Via the Nexis news database, we spotted news reports of prayer rugs found along the border as long ago as 2005. None of the reports presented on-the-record sourced-by-name evidence.
Separately, federal and local law enforcement authorities denied receiving reports of found prayer rugs while Tom Vinger, spokesman for the Texas Department of Public Safety, emailed us that the agency doesn’t track that information.
By phone, Joe Gutierrez Jr., spokesman for the Border Patrol’s Rio Grande Valley Sector, said he had heard "nothing" about prayer rug finds.
Gutierrez said he passed our query on to all Texas Border Patrol sectors by email. A response came from Rod Kise, a public information officer at the Rio Grande Valley Sector headquarters in Edinburg. Kise emailed: "Regarding the discovery of prayer rugs along the Texas-Mexico Border, we had no reports of prayer rugs being found." Kise also said: "It is not unusual to find trash/etc. along smuggling routes."
By email, Nick Georgiou, managing editor of the Laredo Morning Times, said the newspaper "is not aware of any reports of Muslim prayer rugs found near the Texas-Mexico border around Laredo."
To our inquiry, Brenda Medina-Moreno, a Laredo spokeswoman for the Webb County sheriff’s office, said by email: "The Webb County Sheriff’s Office has not come across any prayer rugs and/or reports of the rugs along our border crossings."
Experts: Photograph not a prayer rug
The July 9, 2014, news story was written for Breitbart.com by Picket, who also wrote the story on prayer rugs found by ranchers near Laredo, Texas that Dewhurst relied on.

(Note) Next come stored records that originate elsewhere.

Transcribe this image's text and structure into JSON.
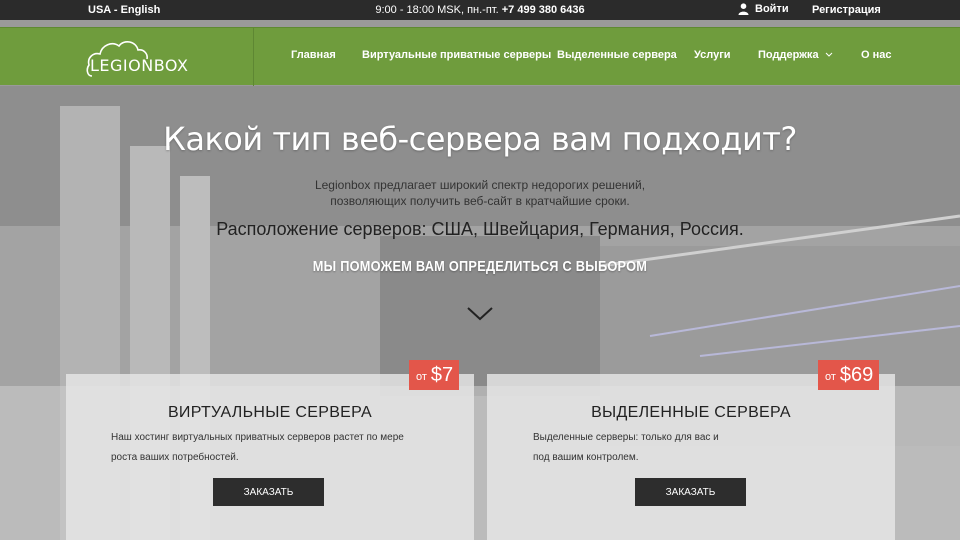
{
  "topbar": {
    "language": "USA - English",
    "hours": "9:00 - 18:00 MSK, пн.-пт.",
    "phone": "+7 499 380 6436",
    "login": "Войти",
    "register": "Регистрация"
  },
  "nav": {
    "logo": "LEGIONBOX",
    "items": [
      {
        "label": "Главная"
      },
      {
        "label": "Виртуальные приватные серверы"
      },
      {
        "label": "Выделенные сервера"
      },
      {
        "label": "Услуги"
      },
      {
        "label": "Поддержка"
      },
      {
        "label": "О нас"
      }
    ]
  },
  "hero": {
    "title": "Какой тип веб-сервера вам подходит?",
    "subtitle_line1": "Legionbox предлагает широкий спектр недорогих решений,",
    "subtitle_line2": "позволяющих получить веб-сайт в кратчайшие сроки.",
    "locations": "Расположение серверов: США, Швейцария, Германия, Россия.",
    "help": "МЫ ПОМОЖЕМ ВАМ ОПРЕДЕЛИТЬСЯ С ВЫБОРОМ"
  },
  "cards": [
    {
      "price_from": "от",
      "price": "$7",
      "title": "ВИРТУАЛЬНЫЕ СЕРВЕРА",
      "desc_line1": "Наш хостинг виртуальных приватных серверов растет по мере",
      "desc_line2": "роста ваших потребностей.",
      "button": "ЗАКАЗАТЬ"
    },
    {
      "price_from": "от",
      "price": "$69",
      "title": "ВЫДЕЛЕННЫЕ СЕРВЕРА",
      "desc_line1": "Выделенные серверы: только для вас и",
      "desc_line2": "под вашим контролем.",
      "button": "ЗАКАЗАТЬ"
    }
  ],
  "icons": {
    "user": "user-icon",
    "dropdown": "chevron-down-icon",
    "scroll": "chevron-down-icon",
    "logo": "cloud-icon"
  },
  "colors": {
    "topbar": "#2b2b2b",
    "nav": "#6f9c3d",
    "price_badge": "#e3564a",
    "button": "#2d2d2d"
  }
}
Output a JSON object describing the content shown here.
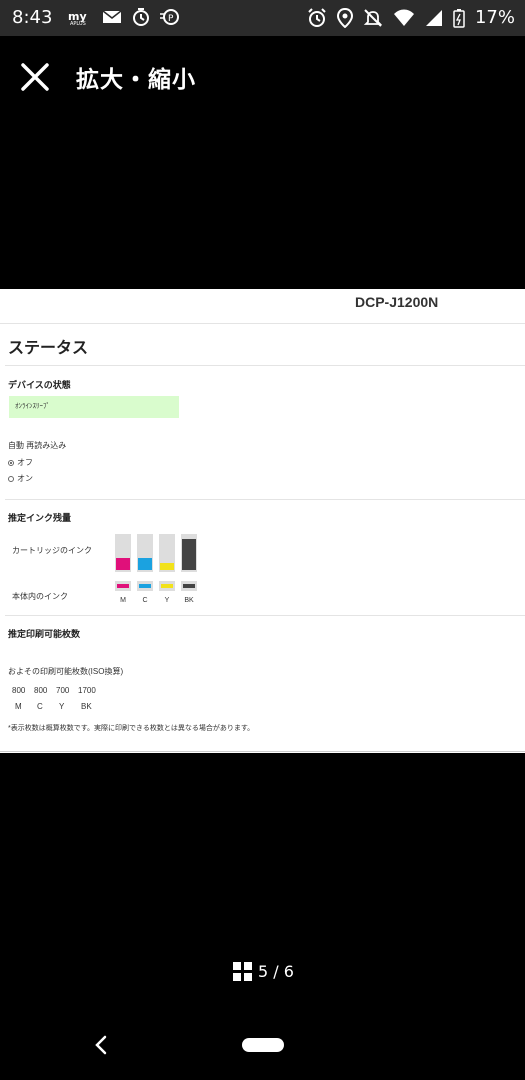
{
  "status_bar": {
    "time": "8:43",
    "battery": "17%",
    "icons_left": [
      "my-aplus-icon",
      "mail-icon",
      "timer-icon",
      "payment-icon"
    ],
    "icons_right": [
      "alarm-icon",
      "location-icon",
      "bell-off-icon",
      "wifi-icon",
      "signal-icon",
      "battery-icon"
    ]
  },
  "header": {
    "title": "拡大・縮小"
  },
  "document": {
    "model": "DCP-J1200N",
    "heading": "ステータス",
    "device_status": {
      "title": "デバイスの状態",
      "value": "ｵﾝﾗｲﾝｽﾘｰﾌﾟ"
    },
    "auto_reload": {
      "label": "自動 再読み込み",
      "options": [
        {
          "label": "オフ",
          "selected": true
        },
        {
          "label": "オン",
          "selected": false
        }
      ]
    },
    "ink": {
      "title": "推定インク残量",
      "cartridge_label": "カートリッジのインク",
      "body_label": "本体内のインク",
      "colors": [
        {
          "name": "M",
          "color": "#e0107a",
          "level": 0.35
        },
        {
          "name": "C",
          "color": "#1ba2e0",
          "level": 0.35
        },
        {
          "name": "Y",
          "color": "#f2e21a",
          "level": 0.2
        },
        {
          "name": "BK",
          "color": "#444444",
          "level": 0.9
        }
      ]
    },
    "print_count": {
      "title": "推定印刷可能枚数",
      "subtitle": "およその印刷可能枚数(ISO換算)",
      "values": [
        "800",
        "800",
        "700",
        "1700"
      ],
      "labels": [
        "M",
        "C",
        "Y",
        "BK"
      ],
      "note": "*表示枚数は概算枚数です。実際に印刷できる枚数とは異なる場合があります。"
    }
  },
  "pager": {
    "text": "5 / 6"
  }
}
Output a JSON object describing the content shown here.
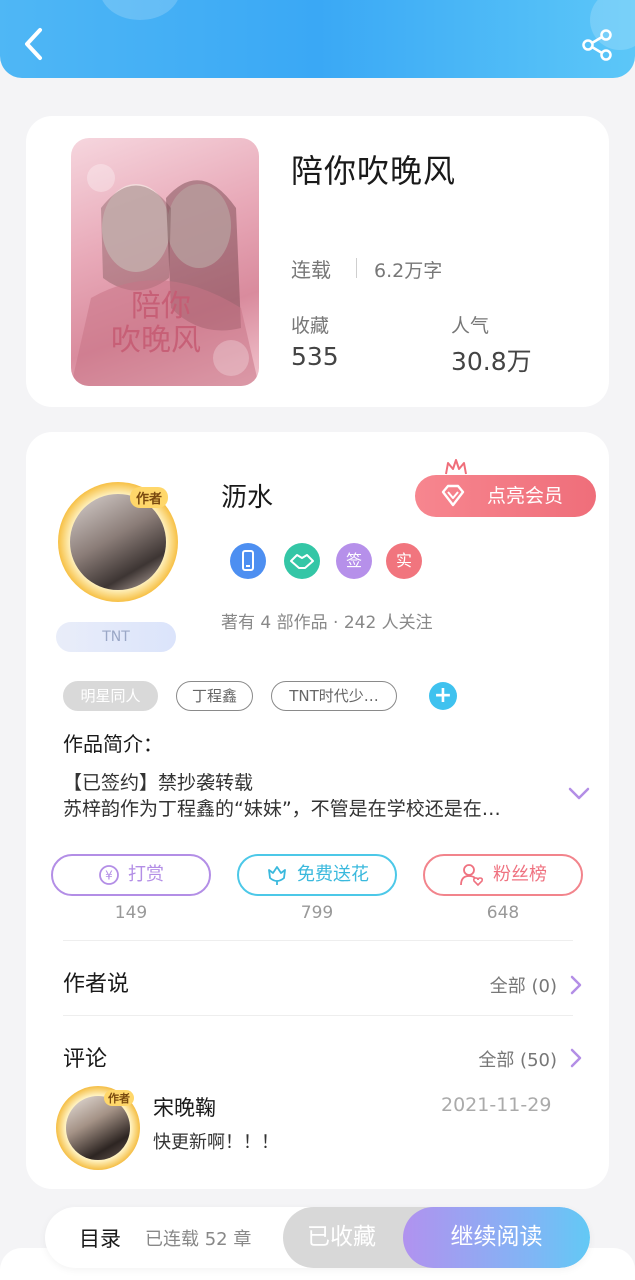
{
  "book": {
    "title": "陪你吹晚风",
    "status": "连载",
    "words": "6.2万字",
    "favorites_label": "收藏",
    "favorites_value": "535",
    "popularity_label": "人气",
    "popularity_value": "30.8万"
  },
  "author": {
    "name": "沥水",
    "avatar_tag": "作者",
    "fan_badge": "TNT",
    "vip_button": "点亮会员",
    "badges": [
      {
        "icon": "phone-badge-icon",
        "text": "",
        "color": "#4d8ff1"
      },
      {
        "icon": "handshake-badge-icon",
        "text": "",
        "color": "#34c6a6"
      },
      {
        "icon": "signed-badge-icon",
        "text": "签",
        "color": "#b690ea"
      },
      {
        "icon": "verified-badge-icon",
        "text": "实",
        "color": "#f1757e"
      }
    ],
    "stats": "著有 4 部作品 · 242 人关注"
  },
  "tags": [
    "明星同人",
    "丁程鑫",
    "TNT时代少…"
  ],
  "intro": {
    "title": "作品简介：",
    "line1": "【已签约】禁抄袭转载",
    "line2": "苏梓韵作为丁程鑫的“妹妹”，不管是在学校还是在…"
  },
  "actions": [
    {
      "label": "打赏",
      "count": "149",
      "color": "#b38ee6",
      "icon": "yuan-icon"
    },
    {
      "label": "免费送花",
      "count": "799",
      "color": "#4cc8e8",
      "icon": "flower-icon"
    },
    {
      "label": "粉丝榜",
      "count": "648",
      "color": "#f2848c",
      "icon": "fans-icon"
    }
  ],
  "author_says": {
    "title": "作者说",
    "link": "全部 (0)"
  },
  "comments": {
    "title": "评论",
    "link": "全部 (50)",
    "items": [
      {
        "name": "宋晚鞠",
        "tag": "作者",
        "date": "2021-11-29",
        "text": "快更新啊！！！"
      }
    ]
  },
  "bottom_bar": {
    "toc": "目录",
    "chapters": "已连载 52 章",
    "favorited": "已收藏",
    "continue": "继续阅读"
  },
  "colors": {
    "header": "#3aa8f5",
    "vip": "#ef6e7a",
    "accent_purple": "#b38ee6"
  }
}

By email, Breitbart spokesman Bardella pointed out an editor’s note attached to the end of the July 2014 story. The note said: "We reasonably relied on the statements and picture provided by a third-party source regarding the finding of an apparent prayer shawl at the border. There are now conflicting reports about those statements; however, the third party source still fully stands behind the accuracy of his original account."
To get our own sense of the photo’s accuracy, we sent a copy of the photograph and a request for analysis to over a dozen U.S. religious figures and scholars. We received eight replies, with all the respondents saying the pictured item did not look like a prayer rug.
Frank Griffel, chairman of the Council of Middle East Studies at Yale University, said: "Is this a joke? What makes people think that the vague cloth at the border is a prayer rug? I can't see any connection. It's an old piece of cloth and it has no resemblance to a rug, even less so to a prayer rug."
Samer Ali, associate professor of Middle Eastern Studies at the University of Texas, said it didn’t look like a prayer rug because it was too thin, had seams, had hems and didn’t look like any design he’d seen on a prayer rug.
Mustafa Umar, director of education and outreach at the Islamic Institute of Orange County in California, said: "The checkered pattern is not characteristic of a prayer rug and was in fact discouraged by the Prophet Muhammad to use because that pattern distracts the Muslim from prayer."
Dewhurst said "prayer rugs have recently been found" in brush on the Texas side of the U.S.-Mexico border.
This claim is weakened because it’s not backed up by sourced-by-name witnesses nor did any authority confirm such a find when we inquired. If prayer rugs were showing up to someone’s alarm, we think there'd be legitimate photographs and the rugs themselves available for inspection.
Another hole: While people of the Muslim faith surely cross the Mexico-Texas border – that’s not at issue in this fact check – it’s unreasonable to presume the presence of prayer rugs means individuals carrying them intend to commit violent acts on U.S.soil, an implication of Dewhurst’s declaration.
In the end, we find his statement incorrect and ridiculous. Rugs (we mean Pants) on Fire!